We are trying to repair the social glue in this neighbourhood. I’ve been living here for 29 years but, unfortunately, people have the tendency to only see their tiny corner of the world. People don’t want addicts living right outside their front door. But pushing them away from one area into another isn’t a solution. We need to change that mindset.

Our work has an effect on neighbourhood life. I’m not sure if it impacts the crack users. We try to talk to them, but it is really hard. We give them coffee and something to eat. That gives them a little sugar, but that’s it. But our presence and our activity improves the quality of this place.

CR du dimanche 21/02 Bonjour à tous, Le mot du jour pour qualifier le p'tit déj de ce matin était "chaleureux"....

Publiée par P'tits Dej's Solidaires sur Dimanche 21 février 2021

The P’tits Dej’s Solidaires organisation often posts updates about their breakfast programme online. In this post from February 21, they explain that everything went smoothly with their breakfast programme that day. “Even the sometimes ‘unstable’ guests were calm and receptive,” the post reads. 

"Our role is to establish contact and then maintain it"

Léon Gomberoff is the director of the Espoir Goutte-d’Or (EGO) service run by a group called Aurore, which welcomes and treats drug users in northeastern Paris:

The people who contact us are generally in psychological distress. Most have social difficulties and often struggle with administrative problems. They want to take a break. We work to try and improve their daily lives. 

We also work with people who don’t want to stop doing drugs. Our aim is to make using, which they are going to do anyway, safer for their health. Drug users very often can’t access services for vulnerable people. For example, their habit often means they can’t get access to housing. Our role is to establish contact and maintain it to help get these people care. 

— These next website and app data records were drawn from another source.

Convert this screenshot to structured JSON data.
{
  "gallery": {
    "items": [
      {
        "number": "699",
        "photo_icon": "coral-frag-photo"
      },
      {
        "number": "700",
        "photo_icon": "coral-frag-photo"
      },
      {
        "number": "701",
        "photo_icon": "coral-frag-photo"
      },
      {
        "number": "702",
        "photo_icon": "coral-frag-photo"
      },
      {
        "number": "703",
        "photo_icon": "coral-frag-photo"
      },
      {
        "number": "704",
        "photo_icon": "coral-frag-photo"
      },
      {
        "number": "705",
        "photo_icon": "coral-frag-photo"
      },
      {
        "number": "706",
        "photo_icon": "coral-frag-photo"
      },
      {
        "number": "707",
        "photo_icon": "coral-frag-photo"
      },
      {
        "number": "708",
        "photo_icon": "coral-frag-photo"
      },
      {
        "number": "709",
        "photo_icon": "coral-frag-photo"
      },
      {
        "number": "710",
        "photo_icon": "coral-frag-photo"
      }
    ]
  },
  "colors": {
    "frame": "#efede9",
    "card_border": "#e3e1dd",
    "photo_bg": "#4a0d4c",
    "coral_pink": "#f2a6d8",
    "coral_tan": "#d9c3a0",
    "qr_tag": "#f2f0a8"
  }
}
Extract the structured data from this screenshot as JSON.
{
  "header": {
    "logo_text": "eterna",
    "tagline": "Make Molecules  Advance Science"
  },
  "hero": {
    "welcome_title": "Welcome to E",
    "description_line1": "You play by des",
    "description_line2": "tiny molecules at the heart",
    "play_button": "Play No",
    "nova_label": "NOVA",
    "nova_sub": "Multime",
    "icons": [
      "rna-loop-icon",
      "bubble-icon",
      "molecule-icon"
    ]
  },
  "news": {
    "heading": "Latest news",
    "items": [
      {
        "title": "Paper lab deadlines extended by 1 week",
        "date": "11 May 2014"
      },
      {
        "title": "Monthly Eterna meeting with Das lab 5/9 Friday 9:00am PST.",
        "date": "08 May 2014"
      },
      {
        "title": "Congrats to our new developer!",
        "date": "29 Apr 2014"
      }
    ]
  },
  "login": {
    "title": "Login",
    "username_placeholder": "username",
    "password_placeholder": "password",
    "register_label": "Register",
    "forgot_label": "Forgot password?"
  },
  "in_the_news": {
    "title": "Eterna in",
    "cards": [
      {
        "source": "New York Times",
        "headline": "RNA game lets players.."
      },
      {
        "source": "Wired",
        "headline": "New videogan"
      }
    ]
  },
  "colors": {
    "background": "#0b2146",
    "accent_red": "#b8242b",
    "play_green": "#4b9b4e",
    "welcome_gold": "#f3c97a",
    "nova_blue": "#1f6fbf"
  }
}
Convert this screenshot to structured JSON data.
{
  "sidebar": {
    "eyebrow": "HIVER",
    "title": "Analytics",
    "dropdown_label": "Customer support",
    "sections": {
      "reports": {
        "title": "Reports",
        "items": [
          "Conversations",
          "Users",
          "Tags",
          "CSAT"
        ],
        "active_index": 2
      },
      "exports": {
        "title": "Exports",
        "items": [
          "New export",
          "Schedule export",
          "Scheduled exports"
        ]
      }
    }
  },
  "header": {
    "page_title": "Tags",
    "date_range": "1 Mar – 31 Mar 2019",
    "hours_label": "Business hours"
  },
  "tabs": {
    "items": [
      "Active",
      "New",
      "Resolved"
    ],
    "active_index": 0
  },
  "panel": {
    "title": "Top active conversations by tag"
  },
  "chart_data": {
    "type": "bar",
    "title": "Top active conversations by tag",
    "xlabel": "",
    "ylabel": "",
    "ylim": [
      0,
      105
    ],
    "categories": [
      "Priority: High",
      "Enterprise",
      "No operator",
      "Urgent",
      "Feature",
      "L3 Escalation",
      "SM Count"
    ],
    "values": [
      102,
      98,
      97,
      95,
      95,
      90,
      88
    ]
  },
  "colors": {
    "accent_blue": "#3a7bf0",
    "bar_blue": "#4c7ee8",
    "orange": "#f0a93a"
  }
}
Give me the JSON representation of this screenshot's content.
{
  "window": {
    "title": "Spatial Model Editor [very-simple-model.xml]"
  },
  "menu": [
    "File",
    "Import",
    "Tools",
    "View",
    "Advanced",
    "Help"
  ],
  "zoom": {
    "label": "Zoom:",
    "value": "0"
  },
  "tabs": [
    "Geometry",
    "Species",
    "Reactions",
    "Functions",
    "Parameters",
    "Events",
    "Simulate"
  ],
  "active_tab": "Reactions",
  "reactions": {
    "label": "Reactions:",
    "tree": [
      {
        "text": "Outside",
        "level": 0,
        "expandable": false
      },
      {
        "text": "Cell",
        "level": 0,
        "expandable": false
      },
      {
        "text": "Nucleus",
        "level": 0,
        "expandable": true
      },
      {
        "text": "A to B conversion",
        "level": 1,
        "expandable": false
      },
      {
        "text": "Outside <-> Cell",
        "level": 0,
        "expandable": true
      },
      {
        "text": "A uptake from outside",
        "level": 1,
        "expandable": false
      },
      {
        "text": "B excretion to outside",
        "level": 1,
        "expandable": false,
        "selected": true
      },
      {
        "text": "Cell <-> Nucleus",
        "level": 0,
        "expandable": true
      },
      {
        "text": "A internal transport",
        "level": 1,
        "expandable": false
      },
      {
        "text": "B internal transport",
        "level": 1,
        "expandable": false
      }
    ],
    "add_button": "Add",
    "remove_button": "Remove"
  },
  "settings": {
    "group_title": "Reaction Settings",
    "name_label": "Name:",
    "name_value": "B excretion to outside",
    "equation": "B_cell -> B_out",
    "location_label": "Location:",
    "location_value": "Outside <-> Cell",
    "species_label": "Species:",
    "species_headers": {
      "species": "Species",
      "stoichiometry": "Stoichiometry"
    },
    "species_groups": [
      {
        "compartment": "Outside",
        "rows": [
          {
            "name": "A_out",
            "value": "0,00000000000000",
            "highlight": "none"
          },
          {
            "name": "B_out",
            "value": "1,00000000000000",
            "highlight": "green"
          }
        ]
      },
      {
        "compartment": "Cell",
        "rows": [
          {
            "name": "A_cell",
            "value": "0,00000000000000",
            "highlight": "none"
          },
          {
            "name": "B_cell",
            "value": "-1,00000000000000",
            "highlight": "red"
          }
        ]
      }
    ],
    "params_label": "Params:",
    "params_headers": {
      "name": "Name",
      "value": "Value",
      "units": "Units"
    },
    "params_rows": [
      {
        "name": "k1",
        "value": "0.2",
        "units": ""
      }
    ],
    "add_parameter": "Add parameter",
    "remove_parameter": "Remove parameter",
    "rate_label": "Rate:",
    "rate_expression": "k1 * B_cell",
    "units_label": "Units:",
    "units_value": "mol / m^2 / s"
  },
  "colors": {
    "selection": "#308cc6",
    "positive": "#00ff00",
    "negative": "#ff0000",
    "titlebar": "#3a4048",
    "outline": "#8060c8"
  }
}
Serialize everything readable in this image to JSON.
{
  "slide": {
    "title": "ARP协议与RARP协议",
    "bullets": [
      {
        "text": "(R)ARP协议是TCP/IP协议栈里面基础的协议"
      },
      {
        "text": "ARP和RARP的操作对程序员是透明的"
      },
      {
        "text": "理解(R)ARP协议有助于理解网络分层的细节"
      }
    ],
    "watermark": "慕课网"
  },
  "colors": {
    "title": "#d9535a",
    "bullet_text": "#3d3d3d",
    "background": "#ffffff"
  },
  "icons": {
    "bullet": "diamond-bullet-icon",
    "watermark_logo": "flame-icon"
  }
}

Workers with the Aurore Association carry out patrols and hand out safe drug use kits. They also offer addicts housing solutions and other forms of care. Gomberoff explained to our team how his organisation works. 

Aurore runs a group living facility for users. Currently, 14 people are living together in the same building with shared common spaces. They also have access to care there. Gomberoff believes this kind of set-up could help solve the issue of crack.

Paris isn’t the only city with this kind of problem. In the 1990s, Amsterdam also faced serious issues with crack. This led to a lot of chaos including riots in the streets and even deaths. But they put in place structures to deal with the issue, including places where people could use safely as well as special living facilities for crack users. 

However, the association is struggling to find the space for this kind of centre in a city where the housing market is saturated. And if you want to open a safe use centre, then you really need to work closely with locals and the police. 

In 2019, the Paris city government and the police department put 9 million euros towards a plan to deal with the crack issue over the next three years. They planned to create 80 permanent living places for crack users in 2021. A first safe-use centre was opened in the Lariboisière Hospital in Paris’ 10th arrondissement (district) in 2016.

In February 2021, the government of the 19th arrondissement, which is where Stalingrad is located, created a special service called the Citizen Observatory for Addiction (Observatoire citoyen de la toxicomanie), a group made up of elected officials, organisations, shopkeepers and 22 citizens chosen at random from the most affected neighbourhoods.